There are a few reasons why clicks and visits from Adwords campaigns will likely never be same in your Google Analytics reports (or indeed any other web analytics tool), but you should of course make sure that you have a correct implementation as Adwords is a paid campaign…
But how can you tell if everything has been implemented correctly? If you have lots of Adwords campaigns driving traffic to lots of landing pages any errors might be hard to spot.
First of all, I would expect there to be fewer clicks than visits. If a visitor clicks multiple times on an Adwords ad during the same session you would see multiple clicks but only one visit in Google Analytics. Also, clicks are counted even before the visitor lands on your site, so if the tracking code does not execute in time on the landing page before the visitor navigates away you’d also lose visits.
In any case, even if there is a normal discrepancy you’d expect that discrepancy to be consistent. So if your normal percentage of visits to clicks is 90%, a percentage of 20% in one of your campaigns would not be normal.
You could of course look at the numbers directly in the reports table and look for unusually large differences between visits and clicks, but if you have lots of data to look at you might not spot any unusual patterns.
That’s why I like two visual approaches.
1) Using Compare Two Metrics
Pull up a new Adwords campaign report and click on the tab above the graph and select Compare Two Metrics. Choose Visits and Clicks. Data look OK to you and are clicks and visits in line?
You can then repeat this approach to drill down into Campaigns and Keywords. Unfortunately you’ll have to select those two metrics again every time you pull up a new report.
But fortunately, there is a sexier way…
2) Using Motion Charts
Pull up your Campaign or Keyword report and click on Visualize in the top half of the screen.
Motion charts allow you to see how several dimensions move over time in a graphical way. Visits should already be selected on the Y-axis. Select Clicks for the X-axis. Now you can see how visits and clicks behave over time. As I said earlier, you should expect clicks and visits to be correlated, but the motion chart should allow you to spot any outliers pretty easily.

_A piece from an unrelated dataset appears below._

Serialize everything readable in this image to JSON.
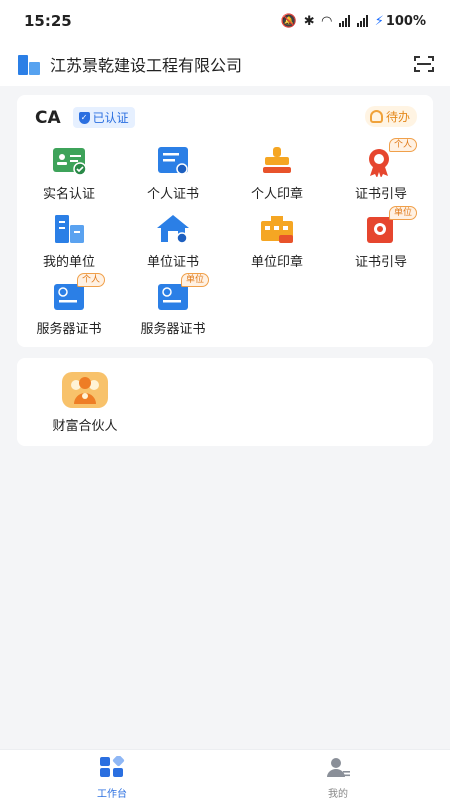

As with all web analytics, you are looking back in time, but this is a pretty cool and powerful way to spot any errors.